[Page and application data records]
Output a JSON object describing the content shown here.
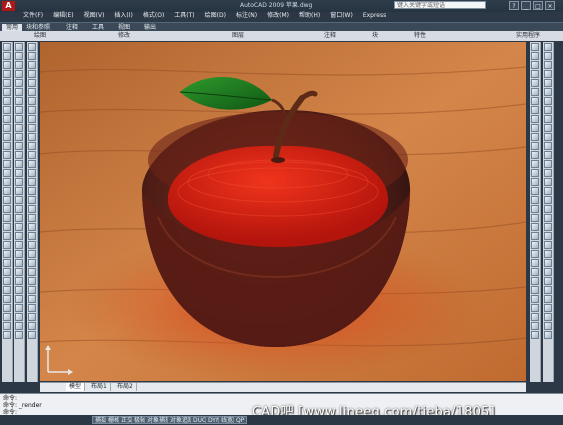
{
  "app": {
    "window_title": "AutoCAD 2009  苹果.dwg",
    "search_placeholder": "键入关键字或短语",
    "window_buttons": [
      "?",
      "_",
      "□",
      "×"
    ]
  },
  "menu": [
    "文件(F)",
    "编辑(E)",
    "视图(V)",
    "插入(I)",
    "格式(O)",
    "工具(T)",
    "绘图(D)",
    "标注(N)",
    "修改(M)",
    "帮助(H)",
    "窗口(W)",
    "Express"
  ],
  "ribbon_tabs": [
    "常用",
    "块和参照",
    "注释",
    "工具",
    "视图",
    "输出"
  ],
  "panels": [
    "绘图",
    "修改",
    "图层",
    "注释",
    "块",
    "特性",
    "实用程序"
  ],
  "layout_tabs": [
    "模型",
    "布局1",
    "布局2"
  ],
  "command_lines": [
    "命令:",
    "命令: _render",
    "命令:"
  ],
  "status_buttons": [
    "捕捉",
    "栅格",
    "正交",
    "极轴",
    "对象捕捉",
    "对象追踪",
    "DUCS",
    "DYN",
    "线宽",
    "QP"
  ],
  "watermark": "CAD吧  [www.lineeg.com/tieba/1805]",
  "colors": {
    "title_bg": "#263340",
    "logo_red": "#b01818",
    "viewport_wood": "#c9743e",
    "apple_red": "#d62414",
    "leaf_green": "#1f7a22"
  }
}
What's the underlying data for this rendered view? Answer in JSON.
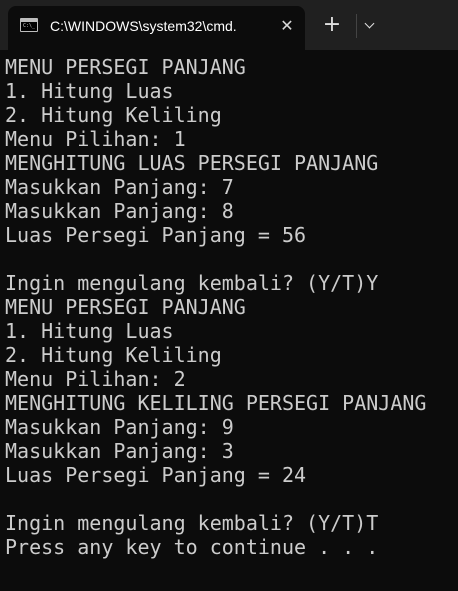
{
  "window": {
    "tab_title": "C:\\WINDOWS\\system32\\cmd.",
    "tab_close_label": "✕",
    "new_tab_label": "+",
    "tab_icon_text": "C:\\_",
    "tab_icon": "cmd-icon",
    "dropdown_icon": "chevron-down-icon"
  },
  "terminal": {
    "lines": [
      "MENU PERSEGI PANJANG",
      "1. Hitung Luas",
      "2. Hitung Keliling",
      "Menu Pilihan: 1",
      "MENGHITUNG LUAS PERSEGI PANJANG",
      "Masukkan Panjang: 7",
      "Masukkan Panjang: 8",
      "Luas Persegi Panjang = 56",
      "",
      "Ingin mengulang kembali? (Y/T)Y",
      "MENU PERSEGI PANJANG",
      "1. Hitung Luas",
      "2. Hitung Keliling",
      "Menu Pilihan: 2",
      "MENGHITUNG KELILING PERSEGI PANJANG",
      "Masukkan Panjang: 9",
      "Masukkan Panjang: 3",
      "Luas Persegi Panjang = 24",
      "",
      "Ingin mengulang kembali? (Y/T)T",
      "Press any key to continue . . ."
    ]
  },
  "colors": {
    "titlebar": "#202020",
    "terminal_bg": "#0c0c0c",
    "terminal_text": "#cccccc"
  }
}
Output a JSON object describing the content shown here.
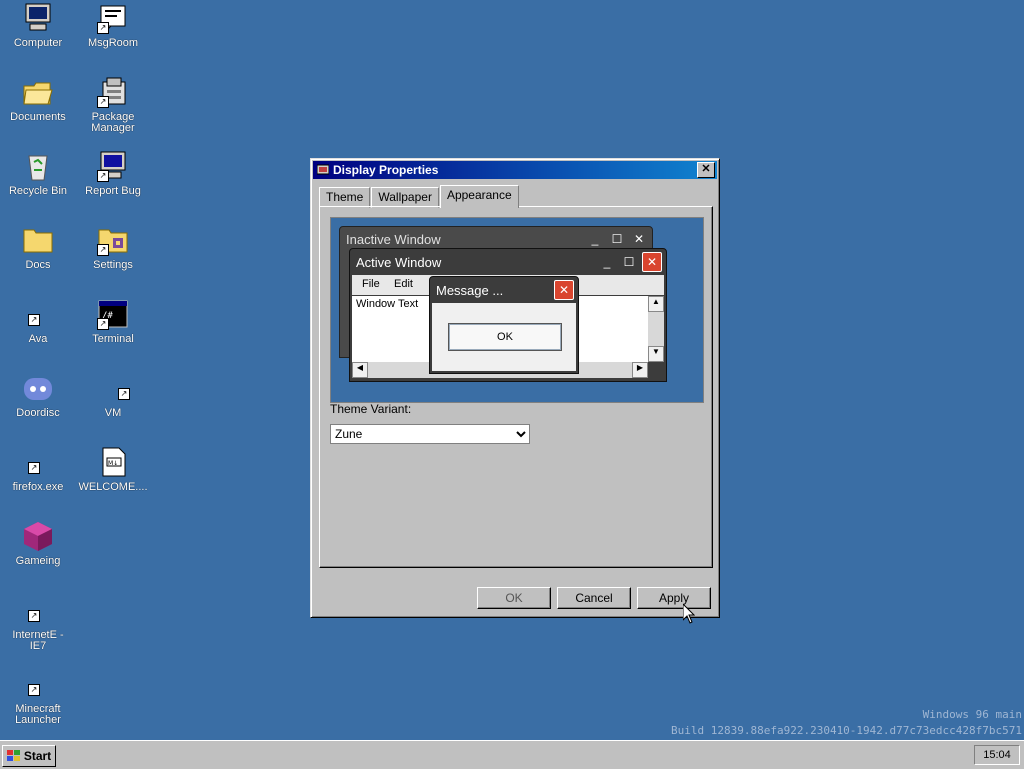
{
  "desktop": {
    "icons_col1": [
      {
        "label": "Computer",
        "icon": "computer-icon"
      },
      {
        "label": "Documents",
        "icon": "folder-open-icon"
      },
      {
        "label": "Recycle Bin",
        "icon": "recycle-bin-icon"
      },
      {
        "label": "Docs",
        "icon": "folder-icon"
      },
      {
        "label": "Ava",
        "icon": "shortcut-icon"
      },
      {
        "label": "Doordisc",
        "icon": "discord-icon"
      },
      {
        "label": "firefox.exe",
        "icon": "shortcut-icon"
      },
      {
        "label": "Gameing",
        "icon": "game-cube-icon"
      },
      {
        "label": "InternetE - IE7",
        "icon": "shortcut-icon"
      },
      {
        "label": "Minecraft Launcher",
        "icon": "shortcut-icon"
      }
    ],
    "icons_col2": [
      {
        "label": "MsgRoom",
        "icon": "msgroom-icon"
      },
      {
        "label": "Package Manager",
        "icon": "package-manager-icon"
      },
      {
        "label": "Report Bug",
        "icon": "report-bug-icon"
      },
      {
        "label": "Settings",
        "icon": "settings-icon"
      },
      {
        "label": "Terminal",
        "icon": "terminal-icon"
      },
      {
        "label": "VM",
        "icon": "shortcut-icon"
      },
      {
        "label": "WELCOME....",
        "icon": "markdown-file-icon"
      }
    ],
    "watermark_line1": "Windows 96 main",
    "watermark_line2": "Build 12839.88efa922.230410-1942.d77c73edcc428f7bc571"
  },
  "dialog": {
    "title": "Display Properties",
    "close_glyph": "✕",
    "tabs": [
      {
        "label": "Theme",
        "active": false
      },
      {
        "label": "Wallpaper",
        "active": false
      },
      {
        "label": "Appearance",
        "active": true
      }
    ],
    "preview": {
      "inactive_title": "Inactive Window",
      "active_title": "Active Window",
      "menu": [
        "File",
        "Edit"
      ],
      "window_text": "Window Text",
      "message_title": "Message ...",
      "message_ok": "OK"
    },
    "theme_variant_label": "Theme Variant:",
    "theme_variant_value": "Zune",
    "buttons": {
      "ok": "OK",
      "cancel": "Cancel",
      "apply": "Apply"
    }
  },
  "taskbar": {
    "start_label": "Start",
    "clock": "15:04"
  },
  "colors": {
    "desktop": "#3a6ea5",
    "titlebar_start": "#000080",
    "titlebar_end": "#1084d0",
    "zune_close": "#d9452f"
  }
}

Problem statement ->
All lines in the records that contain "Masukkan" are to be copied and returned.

Reply ->
      "Masukkan Panjang: 7",
      "Masukkan Panjang: 8",
      "Masukkan Panjang: 9",
      "Masukkan Panjang: 3",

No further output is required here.